Washougal schools’ budget is up for vote
Meeting will discuss popular official’s pay cut, reassignment
Monday, June 20, 2011
The Washougal School Board will vote Tuesday night whether to reassign a popular high school administrator as part of a proposed budget package that includes more than $600,000 in cuts for the 2011-12 school year.
Washougal High School Assistant Principal Gordon Washburn would become the school’s student services administrator under the plan. Taking the position would require the 27-year veteran educator to accept a $13,733 per year pay cut, according to the proposed budget.
Public school districts across Washington are scrambling to make cuts after the Legislature ordered significant decreases in education due to a $5 billion budget shortfall.
Washburn’s situation has resulted in a massive public outcry, particularly on the social networking site Facebook. Superintendent Teresa Baldwin said she respected the public’s concerns, but the state’s budget hole has forced the school district to make tough decisions.
Baldwin called Washburn an “icon” in the community. The high school’s performing arts auditorium bears his name.
“This change and restructuring does not reflect negatively at all (on him) in terms of his contributions to the performing arts and all he’s done to promote student success,” Baldwin said.

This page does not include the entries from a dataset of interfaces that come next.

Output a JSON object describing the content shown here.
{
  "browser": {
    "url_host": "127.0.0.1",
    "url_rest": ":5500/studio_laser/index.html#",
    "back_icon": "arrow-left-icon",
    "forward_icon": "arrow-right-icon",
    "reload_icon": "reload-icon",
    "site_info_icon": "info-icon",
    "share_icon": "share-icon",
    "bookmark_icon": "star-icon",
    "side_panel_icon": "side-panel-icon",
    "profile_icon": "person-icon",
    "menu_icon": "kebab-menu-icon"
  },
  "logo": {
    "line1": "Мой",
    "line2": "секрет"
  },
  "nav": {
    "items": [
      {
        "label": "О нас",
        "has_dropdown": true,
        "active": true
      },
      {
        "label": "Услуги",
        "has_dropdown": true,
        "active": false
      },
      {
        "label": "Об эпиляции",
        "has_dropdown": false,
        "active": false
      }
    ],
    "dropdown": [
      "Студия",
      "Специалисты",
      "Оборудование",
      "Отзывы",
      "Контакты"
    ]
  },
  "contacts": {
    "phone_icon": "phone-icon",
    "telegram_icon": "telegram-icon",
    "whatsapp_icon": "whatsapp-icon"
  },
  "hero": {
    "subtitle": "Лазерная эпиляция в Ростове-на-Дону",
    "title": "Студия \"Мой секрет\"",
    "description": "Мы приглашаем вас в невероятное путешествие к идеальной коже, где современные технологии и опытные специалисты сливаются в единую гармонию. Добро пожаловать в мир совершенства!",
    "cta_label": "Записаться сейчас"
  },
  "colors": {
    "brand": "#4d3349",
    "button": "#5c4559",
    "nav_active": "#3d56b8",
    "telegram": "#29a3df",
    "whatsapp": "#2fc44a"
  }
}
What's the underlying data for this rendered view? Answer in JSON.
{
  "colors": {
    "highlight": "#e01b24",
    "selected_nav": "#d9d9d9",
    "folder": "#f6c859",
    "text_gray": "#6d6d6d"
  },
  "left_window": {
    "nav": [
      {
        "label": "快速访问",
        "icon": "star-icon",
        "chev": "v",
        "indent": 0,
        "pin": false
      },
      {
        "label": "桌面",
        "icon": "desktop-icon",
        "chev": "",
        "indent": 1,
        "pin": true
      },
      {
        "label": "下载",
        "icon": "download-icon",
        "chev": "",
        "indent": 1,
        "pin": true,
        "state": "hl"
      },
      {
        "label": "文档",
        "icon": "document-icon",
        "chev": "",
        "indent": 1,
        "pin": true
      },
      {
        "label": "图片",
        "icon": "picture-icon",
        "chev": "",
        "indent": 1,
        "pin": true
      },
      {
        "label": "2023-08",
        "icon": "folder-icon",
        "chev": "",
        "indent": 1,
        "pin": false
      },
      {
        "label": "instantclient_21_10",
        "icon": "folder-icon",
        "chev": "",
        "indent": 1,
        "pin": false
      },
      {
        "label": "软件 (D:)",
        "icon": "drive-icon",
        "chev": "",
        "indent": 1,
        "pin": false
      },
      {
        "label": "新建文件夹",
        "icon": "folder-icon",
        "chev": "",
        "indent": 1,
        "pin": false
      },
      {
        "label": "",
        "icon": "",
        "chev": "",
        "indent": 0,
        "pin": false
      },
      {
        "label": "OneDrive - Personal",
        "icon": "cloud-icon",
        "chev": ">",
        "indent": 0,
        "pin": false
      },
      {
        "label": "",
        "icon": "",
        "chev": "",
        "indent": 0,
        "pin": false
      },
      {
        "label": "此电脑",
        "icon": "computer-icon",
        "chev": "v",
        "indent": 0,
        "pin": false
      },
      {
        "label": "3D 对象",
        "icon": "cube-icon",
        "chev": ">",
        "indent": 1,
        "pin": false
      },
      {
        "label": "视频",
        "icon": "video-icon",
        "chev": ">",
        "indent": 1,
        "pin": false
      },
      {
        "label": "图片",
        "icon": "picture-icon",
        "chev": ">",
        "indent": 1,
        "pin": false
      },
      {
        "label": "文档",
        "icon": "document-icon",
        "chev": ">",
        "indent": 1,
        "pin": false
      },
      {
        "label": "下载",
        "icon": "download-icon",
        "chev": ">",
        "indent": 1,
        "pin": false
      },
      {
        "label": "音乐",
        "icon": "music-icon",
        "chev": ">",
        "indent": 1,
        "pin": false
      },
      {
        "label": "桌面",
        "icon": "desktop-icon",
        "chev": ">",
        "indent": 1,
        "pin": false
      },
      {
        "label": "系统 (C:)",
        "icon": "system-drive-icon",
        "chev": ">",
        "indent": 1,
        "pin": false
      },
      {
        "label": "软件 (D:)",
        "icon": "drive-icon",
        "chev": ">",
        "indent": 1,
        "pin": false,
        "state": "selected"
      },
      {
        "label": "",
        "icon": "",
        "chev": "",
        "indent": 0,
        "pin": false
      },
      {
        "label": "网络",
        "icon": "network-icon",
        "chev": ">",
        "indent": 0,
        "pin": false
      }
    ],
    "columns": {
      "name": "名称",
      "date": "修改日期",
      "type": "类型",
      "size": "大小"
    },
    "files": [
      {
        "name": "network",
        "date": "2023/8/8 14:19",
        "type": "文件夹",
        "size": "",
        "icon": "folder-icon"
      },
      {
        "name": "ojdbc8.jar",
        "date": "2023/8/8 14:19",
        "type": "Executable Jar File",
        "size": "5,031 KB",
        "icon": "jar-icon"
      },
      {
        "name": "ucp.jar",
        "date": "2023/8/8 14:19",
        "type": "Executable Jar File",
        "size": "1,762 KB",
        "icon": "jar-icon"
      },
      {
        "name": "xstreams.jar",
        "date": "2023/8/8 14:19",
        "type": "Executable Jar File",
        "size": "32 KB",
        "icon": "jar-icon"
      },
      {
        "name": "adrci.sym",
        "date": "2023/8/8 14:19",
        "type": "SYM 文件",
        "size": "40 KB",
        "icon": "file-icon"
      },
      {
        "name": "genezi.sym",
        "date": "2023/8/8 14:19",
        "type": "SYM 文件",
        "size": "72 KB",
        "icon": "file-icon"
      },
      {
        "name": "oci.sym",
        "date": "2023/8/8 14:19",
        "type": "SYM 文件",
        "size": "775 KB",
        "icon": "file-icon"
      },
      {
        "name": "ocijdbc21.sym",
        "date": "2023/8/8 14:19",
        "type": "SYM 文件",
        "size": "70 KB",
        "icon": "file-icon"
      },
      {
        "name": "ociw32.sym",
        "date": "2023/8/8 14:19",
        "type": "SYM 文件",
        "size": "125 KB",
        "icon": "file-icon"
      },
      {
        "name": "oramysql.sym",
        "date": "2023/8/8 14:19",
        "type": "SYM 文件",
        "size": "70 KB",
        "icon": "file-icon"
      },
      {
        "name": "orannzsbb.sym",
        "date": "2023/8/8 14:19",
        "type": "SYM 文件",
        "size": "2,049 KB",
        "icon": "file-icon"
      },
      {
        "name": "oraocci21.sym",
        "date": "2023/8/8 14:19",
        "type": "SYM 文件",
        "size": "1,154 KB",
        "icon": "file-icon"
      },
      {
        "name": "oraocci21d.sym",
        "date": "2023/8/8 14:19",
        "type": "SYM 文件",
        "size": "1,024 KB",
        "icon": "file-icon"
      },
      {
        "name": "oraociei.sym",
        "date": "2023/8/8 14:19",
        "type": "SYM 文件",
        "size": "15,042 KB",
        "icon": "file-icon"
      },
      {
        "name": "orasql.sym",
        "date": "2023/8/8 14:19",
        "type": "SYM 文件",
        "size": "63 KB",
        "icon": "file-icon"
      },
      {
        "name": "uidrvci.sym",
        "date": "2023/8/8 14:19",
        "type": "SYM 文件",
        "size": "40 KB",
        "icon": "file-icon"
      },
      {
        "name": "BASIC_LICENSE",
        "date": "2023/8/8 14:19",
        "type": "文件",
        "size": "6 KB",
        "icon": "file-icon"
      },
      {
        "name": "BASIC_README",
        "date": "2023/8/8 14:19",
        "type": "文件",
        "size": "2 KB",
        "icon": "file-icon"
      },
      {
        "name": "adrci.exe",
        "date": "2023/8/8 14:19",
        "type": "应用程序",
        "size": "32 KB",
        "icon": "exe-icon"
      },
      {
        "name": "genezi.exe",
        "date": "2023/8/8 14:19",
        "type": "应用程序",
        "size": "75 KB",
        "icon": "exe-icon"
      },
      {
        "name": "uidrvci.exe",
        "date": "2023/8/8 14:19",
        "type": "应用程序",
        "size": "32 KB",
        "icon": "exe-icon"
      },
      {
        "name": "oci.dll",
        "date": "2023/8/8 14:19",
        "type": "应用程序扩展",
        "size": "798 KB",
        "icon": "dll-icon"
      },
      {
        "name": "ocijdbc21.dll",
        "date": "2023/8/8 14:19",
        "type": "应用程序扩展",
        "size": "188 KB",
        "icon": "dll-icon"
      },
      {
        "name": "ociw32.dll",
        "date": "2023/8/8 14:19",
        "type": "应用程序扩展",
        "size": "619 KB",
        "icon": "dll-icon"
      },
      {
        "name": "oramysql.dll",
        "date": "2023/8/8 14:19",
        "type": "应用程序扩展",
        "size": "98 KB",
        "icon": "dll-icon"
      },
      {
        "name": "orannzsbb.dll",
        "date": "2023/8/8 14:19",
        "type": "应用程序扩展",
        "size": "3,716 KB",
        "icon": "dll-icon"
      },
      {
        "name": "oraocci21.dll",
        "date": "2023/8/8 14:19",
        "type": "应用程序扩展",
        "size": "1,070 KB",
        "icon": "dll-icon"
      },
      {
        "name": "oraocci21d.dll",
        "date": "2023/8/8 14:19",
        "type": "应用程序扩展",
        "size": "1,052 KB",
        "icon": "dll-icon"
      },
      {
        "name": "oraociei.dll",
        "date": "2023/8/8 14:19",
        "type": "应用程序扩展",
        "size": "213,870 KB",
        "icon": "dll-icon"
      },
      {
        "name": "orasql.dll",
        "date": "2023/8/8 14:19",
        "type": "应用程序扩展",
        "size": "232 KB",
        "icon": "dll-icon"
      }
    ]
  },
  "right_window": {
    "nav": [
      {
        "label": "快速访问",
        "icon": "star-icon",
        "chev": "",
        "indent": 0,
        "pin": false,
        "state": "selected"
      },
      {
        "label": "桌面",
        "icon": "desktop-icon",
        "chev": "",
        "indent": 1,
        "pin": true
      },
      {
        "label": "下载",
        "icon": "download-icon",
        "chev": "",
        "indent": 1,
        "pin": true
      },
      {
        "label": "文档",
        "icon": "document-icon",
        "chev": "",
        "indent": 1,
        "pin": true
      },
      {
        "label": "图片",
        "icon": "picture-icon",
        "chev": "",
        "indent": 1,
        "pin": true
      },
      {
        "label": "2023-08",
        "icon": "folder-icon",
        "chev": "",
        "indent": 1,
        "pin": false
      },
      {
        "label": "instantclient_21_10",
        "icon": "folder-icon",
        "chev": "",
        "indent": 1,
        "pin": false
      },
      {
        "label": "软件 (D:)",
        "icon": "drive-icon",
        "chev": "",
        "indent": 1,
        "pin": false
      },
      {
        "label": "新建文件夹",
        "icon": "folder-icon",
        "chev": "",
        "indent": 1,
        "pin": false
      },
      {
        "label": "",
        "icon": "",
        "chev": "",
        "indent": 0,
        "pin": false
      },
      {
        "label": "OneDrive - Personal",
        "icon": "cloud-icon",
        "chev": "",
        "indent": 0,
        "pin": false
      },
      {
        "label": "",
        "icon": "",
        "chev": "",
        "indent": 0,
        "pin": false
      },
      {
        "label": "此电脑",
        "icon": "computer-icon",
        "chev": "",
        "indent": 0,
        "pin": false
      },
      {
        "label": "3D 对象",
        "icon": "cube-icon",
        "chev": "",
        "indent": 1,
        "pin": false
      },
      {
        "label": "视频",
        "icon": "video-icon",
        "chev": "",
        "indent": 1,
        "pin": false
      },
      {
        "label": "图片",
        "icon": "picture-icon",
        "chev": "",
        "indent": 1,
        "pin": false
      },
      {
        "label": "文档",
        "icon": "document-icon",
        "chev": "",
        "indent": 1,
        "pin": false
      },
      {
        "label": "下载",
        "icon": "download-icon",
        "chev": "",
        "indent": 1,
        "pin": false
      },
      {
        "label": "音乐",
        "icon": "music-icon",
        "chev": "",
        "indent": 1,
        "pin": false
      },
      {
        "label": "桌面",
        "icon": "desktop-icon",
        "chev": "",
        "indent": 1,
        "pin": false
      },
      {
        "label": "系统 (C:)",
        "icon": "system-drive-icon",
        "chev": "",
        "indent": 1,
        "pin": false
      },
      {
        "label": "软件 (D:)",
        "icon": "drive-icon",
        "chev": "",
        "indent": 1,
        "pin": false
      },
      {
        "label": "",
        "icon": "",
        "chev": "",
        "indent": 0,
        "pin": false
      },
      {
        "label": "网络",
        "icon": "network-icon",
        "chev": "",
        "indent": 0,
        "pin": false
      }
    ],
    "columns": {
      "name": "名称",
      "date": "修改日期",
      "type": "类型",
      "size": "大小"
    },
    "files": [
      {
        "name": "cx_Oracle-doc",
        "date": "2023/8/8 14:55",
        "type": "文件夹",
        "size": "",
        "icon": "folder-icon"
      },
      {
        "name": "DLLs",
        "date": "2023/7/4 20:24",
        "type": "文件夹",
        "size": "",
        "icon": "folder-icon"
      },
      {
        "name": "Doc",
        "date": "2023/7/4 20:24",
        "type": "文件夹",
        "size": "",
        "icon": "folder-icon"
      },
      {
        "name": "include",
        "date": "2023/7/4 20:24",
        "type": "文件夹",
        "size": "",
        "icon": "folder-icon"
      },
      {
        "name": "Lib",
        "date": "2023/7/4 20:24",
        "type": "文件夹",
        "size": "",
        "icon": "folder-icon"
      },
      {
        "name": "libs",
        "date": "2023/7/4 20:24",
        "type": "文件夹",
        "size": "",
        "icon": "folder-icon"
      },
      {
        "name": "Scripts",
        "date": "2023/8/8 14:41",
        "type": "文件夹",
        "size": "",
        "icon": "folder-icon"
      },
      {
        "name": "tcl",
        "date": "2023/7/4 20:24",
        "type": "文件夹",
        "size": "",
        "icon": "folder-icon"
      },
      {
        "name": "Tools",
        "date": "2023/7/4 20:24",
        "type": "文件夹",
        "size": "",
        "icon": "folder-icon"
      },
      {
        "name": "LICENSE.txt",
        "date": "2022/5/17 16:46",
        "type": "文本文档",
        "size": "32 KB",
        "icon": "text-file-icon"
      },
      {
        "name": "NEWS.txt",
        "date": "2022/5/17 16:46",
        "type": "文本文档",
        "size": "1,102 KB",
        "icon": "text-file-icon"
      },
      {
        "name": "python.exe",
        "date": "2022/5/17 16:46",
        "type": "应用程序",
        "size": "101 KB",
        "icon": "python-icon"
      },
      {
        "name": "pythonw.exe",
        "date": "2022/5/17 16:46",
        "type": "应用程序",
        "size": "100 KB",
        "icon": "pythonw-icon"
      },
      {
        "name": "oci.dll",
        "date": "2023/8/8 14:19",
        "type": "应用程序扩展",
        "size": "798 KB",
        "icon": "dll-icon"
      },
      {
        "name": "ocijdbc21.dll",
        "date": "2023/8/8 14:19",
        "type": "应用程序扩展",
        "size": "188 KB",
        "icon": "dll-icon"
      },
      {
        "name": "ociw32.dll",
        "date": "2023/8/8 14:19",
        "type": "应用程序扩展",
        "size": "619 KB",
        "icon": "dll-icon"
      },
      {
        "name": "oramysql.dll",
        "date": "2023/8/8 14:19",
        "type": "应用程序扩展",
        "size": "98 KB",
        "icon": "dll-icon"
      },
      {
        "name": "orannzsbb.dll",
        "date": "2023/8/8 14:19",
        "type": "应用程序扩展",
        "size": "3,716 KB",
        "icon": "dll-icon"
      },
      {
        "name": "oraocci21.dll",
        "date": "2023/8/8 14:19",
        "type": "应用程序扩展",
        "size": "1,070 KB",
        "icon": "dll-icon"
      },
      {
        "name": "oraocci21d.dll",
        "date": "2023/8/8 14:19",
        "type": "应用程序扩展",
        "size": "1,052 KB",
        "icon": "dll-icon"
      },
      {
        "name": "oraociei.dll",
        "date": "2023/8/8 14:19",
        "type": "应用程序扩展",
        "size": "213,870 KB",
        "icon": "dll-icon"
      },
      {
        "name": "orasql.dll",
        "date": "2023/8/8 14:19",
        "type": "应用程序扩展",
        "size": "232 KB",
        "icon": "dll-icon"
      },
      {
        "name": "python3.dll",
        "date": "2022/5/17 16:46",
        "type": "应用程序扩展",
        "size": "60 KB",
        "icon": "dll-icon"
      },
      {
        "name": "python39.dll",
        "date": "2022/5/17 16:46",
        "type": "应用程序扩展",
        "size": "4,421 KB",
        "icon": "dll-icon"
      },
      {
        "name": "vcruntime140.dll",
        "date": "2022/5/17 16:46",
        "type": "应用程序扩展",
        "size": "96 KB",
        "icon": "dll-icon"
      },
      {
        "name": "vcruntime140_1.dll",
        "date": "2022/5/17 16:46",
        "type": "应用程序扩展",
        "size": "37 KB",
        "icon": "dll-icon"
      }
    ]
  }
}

The Washougal School Board will hold a special meeting to vote on the district’s budget at 6:30 p.m. Tuesday at the district office at 4855 Evergreen Way.
Washougal’s proposed school budget also includes a more than $500,000 reduction in staff salaries. Four staff members received reduction-in-force notices and six others were put on nonrenewal.
Nine nonprovisional staff members on the chopping block will return next year, according to the final proposed budget.
In addition to Washburn, the budget has a second administrative position shift. The district plans to downgrade its assistant superintendent position to a curriculum director at a savings of more than $32,000.
“It just makes it more fair and equitable if the administrative staff makes concessions to the budget,” Baldwin said.
The remaining $62,000 in cuts will come from reducing and restructuring classified service positions in the district office’s special services division and the transportation office.
Washburn’s plight has received the most attention from the public. More than 1,000 former and current students, parents of students and fellow educators have joined the Facebook group, “I support Gordon Washburn.”
In his new capacity, Washburn would be in charge of monitoring student discipline, theater management and installment of the school’s energy conservation software system. He would no longer have to perform teacher evaluations.
Washougal Principal Aaron Hansen and Assistant Principal Carol Boyden would be responsible for teacher evaluations, but would cede disciplinary duties to Washburn.
Boyden underwrote an American History teaching grant that pays a “good portion of her salary,” Baldwin said, explaining why Boyden, not Washburn, would remain as assistant principal.
Washburn did not immediately return a phone call seeking comment Friday afternoon.